*** RECORDS PROVIDED ***
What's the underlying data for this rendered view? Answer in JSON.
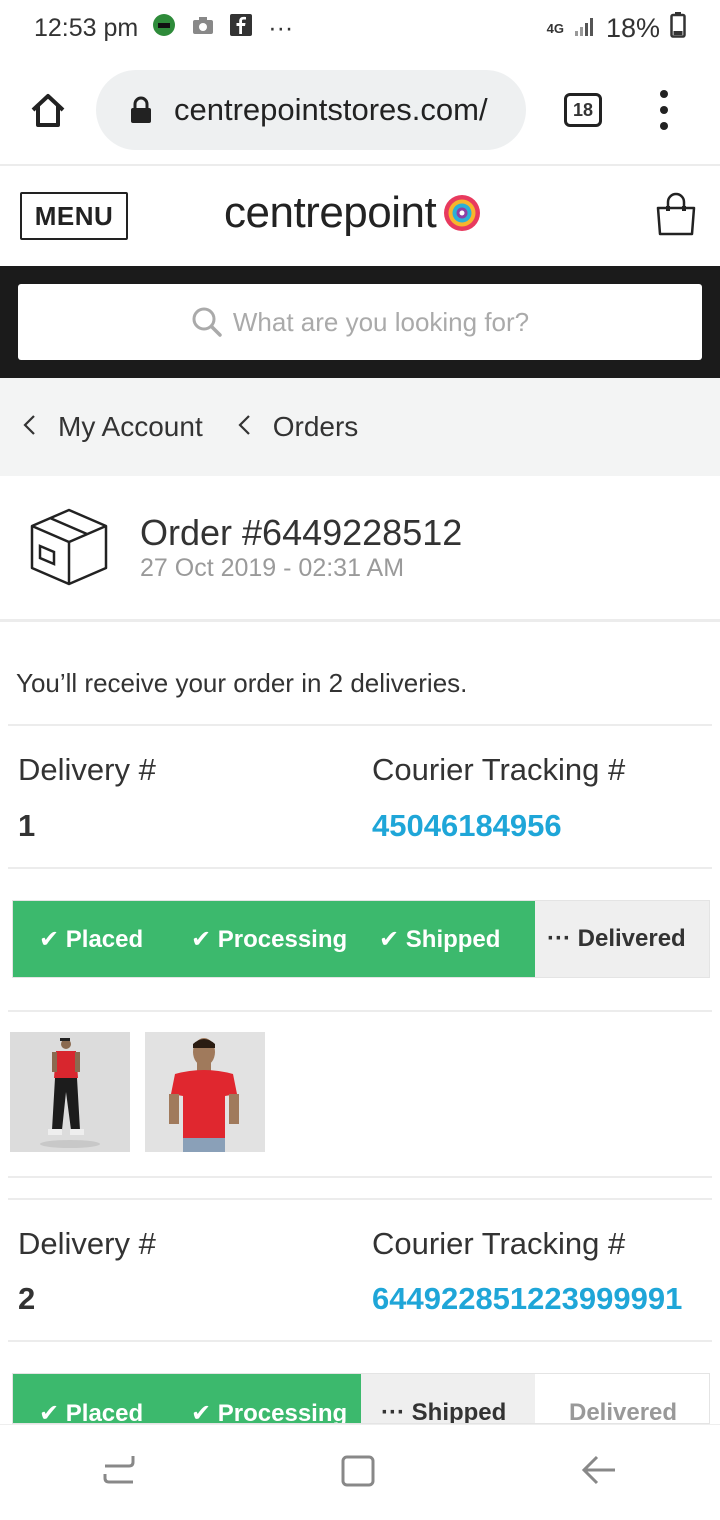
{
  "status_bar": {
    "time": "12:53 pm",
    "overflow": "···",
    "network": "4G",
    "battery": "18%"
  },
  "browser": {
    "url": "centrepointstores.com/",
    "tab_count": "18"
  },
  "site": {
    "menu_label": "MENU",
    "logo_text": "centrepoint"
  },
  "search": {
    "placeholder": "What are you looking for?"
  },
  "breadcrumb": [
    {
      "label": "My Account"
    },
    {
      "label": "Orders"
    }
  ],
  "order": {
    "title": "Order #6449228512",
    "date": "27 Oct 2019 - 02:31 AM",
    "deliveries_message": "You’ll receive your order in 2 deliveries."
  },
  "deliveries": [
    {
      "delivery_label": "Delivery #",
      "delivery_number": "1",
      "tracking_label": "Courier Tracking #",
      "tracking_number": "45046184956",
      "steps": [
        {
          "label": "✔ Placed",
          "status": "done"
        },
        {
          "label": "✔ Processing",
          "status": "done"
        },
        {
          "label": "✔ Shipped",
          "status": "done"
        },
        {
          "label": "··· Delivered",
          "status": "current"
        }
      ]
    },
    {
      "delivery_label": "Delivery #",
      "delivery_number": "2",
      "tracking_label": "Courier Tracking #",
      "tracking_number": "644922851223999991",
      "steps": [
        {
          "label": "✔ Placed",
          "status": "done"
        },
        {
          "label": "✔ Processing",
          "status": "done"
        },
        {
          "label": "··· Shipped",
          "status": "current"
        },
        {
          "label": "Delivered",
          "status": "pending"
        }
      ]
    }
  ],
  "colors": {
    "accent_green": "#3cb96d",
    "tracking_blue": "#1fa6d8",
    "search_band": "#1b1b1b"
  }
}
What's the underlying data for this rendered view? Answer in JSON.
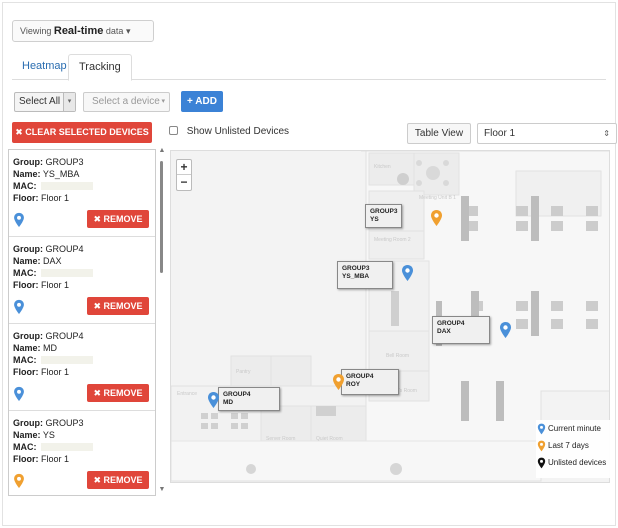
{
  "viewing": {
    "prefix": "Viewing",
    "mode": "Real-time",
    "suffix": "data",
    "caret": "▾"
  },
  "tabs": [
    {
      "label": "Heatmap"
    },
    {
      "label": "Tracking"
    }
  ],
  "filters": {
    "select_all": "Select All",
    "device_placeholder": "Select a device",
    "add_label": "+ ADD"
  },
  "clear_button": "✖ CLEAR SELECTED DEVICES",
  "show_unlisted": "Show Unlisted Devices",
  "table_view": "Table View",
  "floor": {
    "selected": "Floor 1",
    "caret": "⇕"
  },
  "devices": [
    {
      "group_label": "Group:",
      "group": "GROUP3",
      "name_label": "Name:",
      "name": "YS_MBA",
      "mac_label": "MAC:",
      "floor_label": "Floor:",
      "floor": "Floor 1",
      "status": "current",
      "remove": "✖ REMOVE"
    },
    {
      "group_label": "Group:",
      "group": "GROUP4",
      "name_label": "Name:",
      "name": "DAX",
      "mac_label": "MAC:",
      "floor_label": "Floor:",
      "floor": "Floor 1",
      "status": "current",
      "remove": "✖ REMOVE"
    },
    {
      "group_label": "Group:",
      "group": "GROUP4",
      "name_label": "Name:",
      "name": "MD",
      "mac_label": "MAC:",
      "floor_label": "Floor:",
      "floor": "Floor 1",
      "status": "current",
      "remove": "✖ REMOVE"
    },
    {
      "group_label": "Group:",
      "group": "GROUP3",
      "name_label": "Name:",
      "name": "YS",
      "mac_label": "MAC:",
      "floor_label": "Floor:",
      "floor": "Floor 1",
      "status": "last7",
      "remove": "✖ REMOVE"
    }
  ],
  "zoom": {
    "in": "+",
    "out": "−"
  },
  "map_tags": [
    {
      "group": "GROUP3",
      "name": "YS"
    },
    {
      "group": "GROUP3",
      "name": "YS_MBA"
    },
    {
      "group": "GROUP4",
      "name": "DAX"
    },
    {
      "group": "GROUP4",
      "name": "ROY"
    },
    {
      "group": "GROUP4",
      "name": "MD"
    }
  ],
  "legend": [
    {
      "label": "Current minute",
      "color": "#4a90d9"
    },
    {
      "label": "Last 7 days",
      "color": "#f0a030"
    },
    {
      "label": "Unlisted devices",
      "color": "#111111"
    }
  ],
  "colors": {
    "accent": "#3b82d6",
    "danger": "#e0463a",
    "pin_current": "#4a90d9",
    "pin_last7": "#f0a030"
  }
}
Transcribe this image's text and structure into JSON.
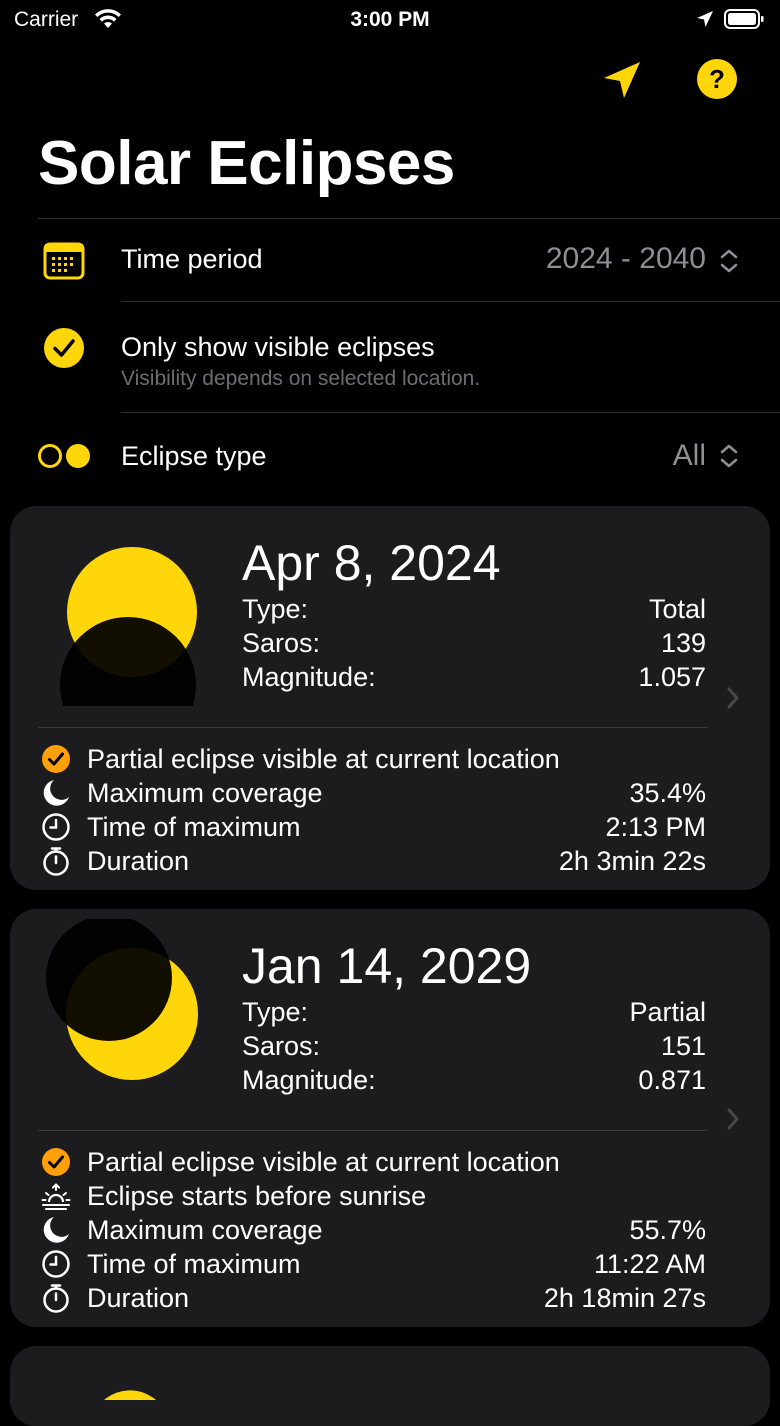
{
  "status_bar": {
    "carrier": "Carrier",
    "time": "3:00 PM"
  },
  "toolbar": {
    "location_icon": "location-arrow-icon",
    "help_icon": "help-icon",
    "help_label": "?"
  },
  "page_title": "Solar Eclipses",
  "filters": {
    "time_period": {
      "icon": "calendar-icon",
      "label": "Time period",
      "value": "2024 - 2040"
    },
    "visible_only": {
      "icon": "checkmark-circle-icon",
      "label": "Only show visible eclipses",
      "sub": "Visibility depends on selected location.",
      "checked": true
    },
    "eclipse_type": {
      "icon": "eclipse-type-icon",
      "label": "Eclipse type",
      "value": "All"
    }
  },
  "colors": {
    "accent": "#ffd60a",
    "orange": "#ff9f0a",
    "card_bg": "#1c1c1e",
    "secondary_text": "#8e8e93"
  },
  "labels": {
    "type": "Type:",
    "saros": "Saros:",
    "magnitude": "Magnitude:"
  },
  "eclipses": [
    {
      "date": "Apr 8, 2024",
      "type": "Total",
      "saros": "139",
      "magnitude": "1.057",
      "details": [
        {
          "icon": "checkmark-circle-icon",
          "label": "Partial eclipse visible at current location",
          "value": ""
        },
        {
          "icon": "moon-icon",
          "label": "Maximum coverage",
          "value": "35.4%"
        },
        {
          "icon": "clock-icon",
          "label": "Time of maximum",
          "value": "2:13 PM"
        },
        {
          "icon": "stopwatch-icon",
          "label": "Duration",
          "value": "2h 3min 22s"
        }
      ]
    },
    {
      "date": "Jan 14, 2029",
      "type": "Partial",
      "saros": "151",
      "magnitude": "0.871",
      "details": [
        {
          "icon": "checkmark-circle-icon",
          "label": "Partial eclipse visible at current location",
          "value": ""
        },
        {
          "icon": "sunrise-icon",
          "label": "Eclipse starts before sunrise",
          "value": ""
        },
        {
          "icon": "moon-icon",
          "label": "Maximum coverage",
          "value": "55.7%"
        },
        {
          "icon": "clock-icon",
          "label": "Time of maximum",
          "value": "11:22 AM"
        },
        {
          "icon": "stopwatch-icon",
          "label": "Duration",
          "value": "2h 18min 27s"
        }
      ]
    }
  ]
}
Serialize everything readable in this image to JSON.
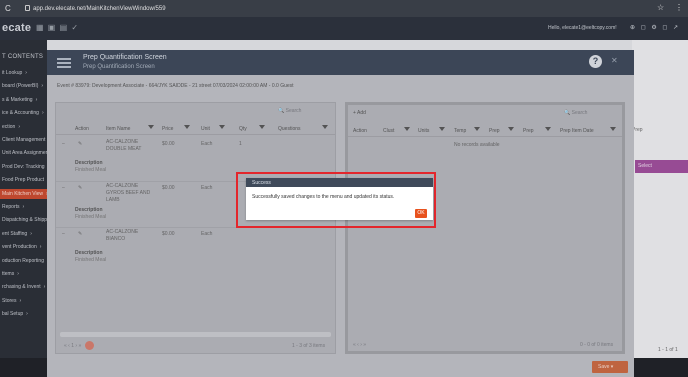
{
  "browser": {
    "url": "app.dev.elecate.net/MainKitchenViewWindow/559",
    "back_icon": "C",
    "menu_glyph": "⋮",
    "star_glyph": "☆"
  },
  "app": {
    "logo": "ecate",
    "hello": "Hello, elecate1@eeltcopy.com!",
    "top_icons": "⊕ ◻ ⚙ ◻ ↗"
  },
  "sidebar": {
    "header": "T CONTENTS",
    "items": [
      {
        "label": "it Lookup"
      },
      {
        "label": "board (PowerBI)"
      },
      {
        "label": "s & Marketing"
      },
      {
        "label": "ice & Accounting"
      },
      {
        "label": "ection"
      },
      {
        "label": "Client Management"
      },
      {
        "label": "Unit Area Assignment"
      },
      {
        "label": "Prod Dev: Tracking"
      },
      {
        "label": "Food Prep Product"
      },
      {
        "label": "Main Kitchen View",
        "active": true
      },
      {
        "label": "Reports"
      },
      {
        "label": "Dispatching & Shipping"
      },
      {
        "label": "ent Staffing"
      },
      {
        "label": "vent Production"
      },
      {
        "label": "oduction Reporting"
      },
      {
        "label": "ttems"
      },
      {
        "label": "rchasing & Invent"
      },
      {
        "label": "Stores"
      },
      {
        "label": "bal Setup"
      }
    ]
  },
  "modal": {
    "title": "Prep Quantification Screen",
    "subtitle": "Prep Quantification Screen",
    "event_info": "Event # 83979: Development Associate - 664/JYK SAIDDE - 21 street 07/03/2024 02:00:00 AM - 0.0 Guest",
    "left_panel": {
      "search_placeholder": "Search",
      "columns": [
        "Action",
        "Item Name",
        "Price",
        "Unit",
        "Qty",
        "Questions"
      ],
      "rows": [
        {
          "name_line1": "AC-CALZONE",
          "name_line2": "DOUBLE MEAT",
          "price": "$0.00",
          "unit": "Each",
          "qty": "1",
          "desc_label": "Description",
          "desc": "Finished Meal"
        },
        {
          "name_line1": "AC-CALZONE",
          "name_line2": "GYROS BEEF AND",
          "name_line3": "LAMB",
          "price": "$0.00",
          "unit": "Each",
          "qty": "",
          "desc_label": "Description",
          "desc": "Finished Meal"
        },
        {
          "name_line1": "AC-CALZONE",
          "name_line2": "BIANCO",
          "price": "$0.00",
          "unit": "Each",
          "qty": "",
          "desc_label": "Description",
          "desc": "Finished Meal"
        }
      ],
      "pagination": "1 - 3 of 3 items",
      "page_nav": "«  ‹   1   ›  »"
    },
    "right_panel": {
      "add_label": "+ Add",
      "search_placeholder": "Search",
      "columns": [
        "Action",
        "Clust",
        "Units",
        "Temp",
        "Prep",
        "Prep",
        "Prep Item Date"
      ],
      "no_records": "No records available",
      "pagination": "0 - 0 of 0 items",
      "page_nav": "«  ‹   ›  »"
    },
    "save_label": "Save  ▾"
  },
  "right_bg": {
    "label": "Prep",
    "select_label": "Select",
    "pagination": "1 - 1 of 1"
  },
  "dialog": {
    "title": "Success",
    "message": "Successfully saved changes to the menu and updated its status.",
    "ok_label": "OK"
  },
  "colors": {
    "accent": "#e8521e",
    "highlight": "#e3262c",
    "sidebar_active": "#c4492e"
  }
}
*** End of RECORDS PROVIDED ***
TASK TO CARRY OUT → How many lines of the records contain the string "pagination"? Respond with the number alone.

RESPONSE AREA → 3